Assistance dogs are highly trained which means they:
Most are instantly recognisable by a harness or jacket. However, the law does not require the dog to wear a harness or jacket to identify it as an assistance dog.
Although guide dogs cannot read traffic signals, they are responsible for helping their handlers safely cross a street. Calling out to a guide dog or intentionally obstructing its path can be dangerous for the team as it could break the dog's concentration on its work.How many commands do guide dogs know? ›
The standard obedience commands and exercises are: “Sit”, “Sit and wait”, “Down”, “Down and stay”, “Stand”, “Stand and wait”, “Heel” and “Come” (see Recall documentation for development of “Come” command).What was the first guide dog? ›
Fact! The first known example of a special relationship between a dog and a blind person was depicted in a first-century AD mural in the ruins of Roman Herculaneum. The Guide Dogs story started in 1931 with two amazing British pioneers, Muriel Crooke and Rosamund Bond.Do you get to name your guide dog? ›
As a thank you, you'll get the chance to gift a guide dog pup its name – and be at the heart of its lifechanging story. You can choose to receive: A 'My first pawtrait' photo and birth certificate keepsake. Bi-yearly information factsheets during training.How much does a guide dog cost? ›
Referrals can be made by health practitioners or directly by the person who is experiencing vision loss. According to the Guide Dogs of America, The cost to ready a dog for service is $48,000.What can a guide dog do? ›
- walk centrally along the pavement whilst avoiding obstacles on the route.
- not turn corners unless told to do so.
- stop at kerbs and steps.
- find doors, crossings and places which are visited regularly.
- judge height and width so you do not bump your head or shoulder.
A guide dog is not a GPS, and he cannot read traffic signals. Instead, a guide dog takes directional cues from the handler and is taught to intelligently disobey if there is an unsafe situation in the handler's path.What skills do guide dogs have? ›
Traits of guide dogs
Service dogs should possess many traits, including intelligence, obedience, good memory, attention to surroundings, willingness to learn, and ability to concentrate. If a dog exhibits signs of aggression, nervousness or reacts negatively to other animals, the dog will be cut from the program.

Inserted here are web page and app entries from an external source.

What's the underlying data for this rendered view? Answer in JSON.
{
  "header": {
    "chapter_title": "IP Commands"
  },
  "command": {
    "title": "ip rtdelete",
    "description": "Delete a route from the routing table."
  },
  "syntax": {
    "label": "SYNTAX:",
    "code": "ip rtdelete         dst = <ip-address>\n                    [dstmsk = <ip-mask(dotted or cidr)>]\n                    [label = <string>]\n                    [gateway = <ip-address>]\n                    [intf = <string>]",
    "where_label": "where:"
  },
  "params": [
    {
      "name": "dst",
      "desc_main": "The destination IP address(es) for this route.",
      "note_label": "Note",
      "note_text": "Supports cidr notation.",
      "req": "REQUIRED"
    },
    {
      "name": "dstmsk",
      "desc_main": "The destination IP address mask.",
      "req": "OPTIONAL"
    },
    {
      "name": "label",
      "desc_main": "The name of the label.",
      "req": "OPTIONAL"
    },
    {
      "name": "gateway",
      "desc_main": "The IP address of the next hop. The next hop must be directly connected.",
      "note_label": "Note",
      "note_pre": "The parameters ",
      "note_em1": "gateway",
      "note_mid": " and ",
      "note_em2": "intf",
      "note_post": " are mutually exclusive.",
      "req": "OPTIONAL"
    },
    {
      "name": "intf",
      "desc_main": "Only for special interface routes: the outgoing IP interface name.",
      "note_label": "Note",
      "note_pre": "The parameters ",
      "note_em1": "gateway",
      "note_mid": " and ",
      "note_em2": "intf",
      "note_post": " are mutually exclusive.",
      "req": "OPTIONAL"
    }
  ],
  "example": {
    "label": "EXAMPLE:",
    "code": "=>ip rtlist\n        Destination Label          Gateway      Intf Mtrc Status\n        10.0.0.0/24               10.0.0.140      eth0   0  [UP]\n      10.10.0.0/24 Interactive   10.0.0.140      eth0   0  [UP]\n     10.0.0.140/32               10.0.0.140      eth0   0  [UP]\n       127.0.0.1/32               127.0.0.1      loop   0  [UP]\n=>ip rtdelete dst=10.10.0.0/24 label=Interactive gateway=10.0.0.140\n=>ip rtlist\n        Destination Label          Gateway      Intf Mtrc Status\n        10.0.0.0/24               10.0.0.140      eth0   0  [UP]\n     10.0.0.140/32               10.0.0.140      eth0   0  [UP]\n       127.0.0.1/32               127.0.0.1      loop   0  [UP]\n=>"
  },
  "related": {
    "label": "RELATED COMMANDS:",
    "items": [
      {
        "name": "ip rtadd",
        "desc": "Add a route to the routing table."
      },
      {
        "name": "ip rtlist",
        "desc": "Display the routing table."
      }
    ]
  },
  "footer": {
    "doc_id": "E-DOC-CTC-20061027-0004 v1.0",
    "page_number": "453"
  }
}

However, the first systematic attempt to train dogs to aid blind people came around 1780 at 'Les Quinze-Vingts' hospital for the blind in Paris. Shortly afterwards, in 1788, Josef Riesinger, a blind sieve-maker from Vienna, trained a Spitz so well that people often questioned whether he was blind.Why can't you stroke a guide dog? ›
Guide dogs are working dogs that help their owners to find their way around. Petting the dog (however tempting), while it's in its harness and helping its owner get around, distracts the dog from its work and could put its owner at risk of danger or delay to an essential journey.
Whether the dog is in service or in training to serve, the rule of thumb is: don't touch or distract him. This is because interacting with a dog that is working or training could put the other half of his team — his owner — in harm's way.Do guide dogs ever fail? ›
Dogs who fail GDB's program generally fall into two categories: 40% medical (allergies, etc) and 60% behavioral (too much energy, not kid-friendly, etc). Drop out dogs are typically between one and two years old. However, there are some requirements.How do you tell if a dog is a guide dog? ›
Qualified guide dogs wear fluorescent strips around a white harness. Guide dogs are trained to walk in a straight line, to guide around obstacles and to stop at kerbs. The owner still needs to have some knowledge of their environment, so they can support the dog and tell it which way to go.Does a blind person have to pick up their guide dogs poop? ›
Legally guide dog owners don't have to pick up their dog's poo. However, Guide Dogs encourage owners to pick it up if they can. On training owners are taught how to do this without being able to see it.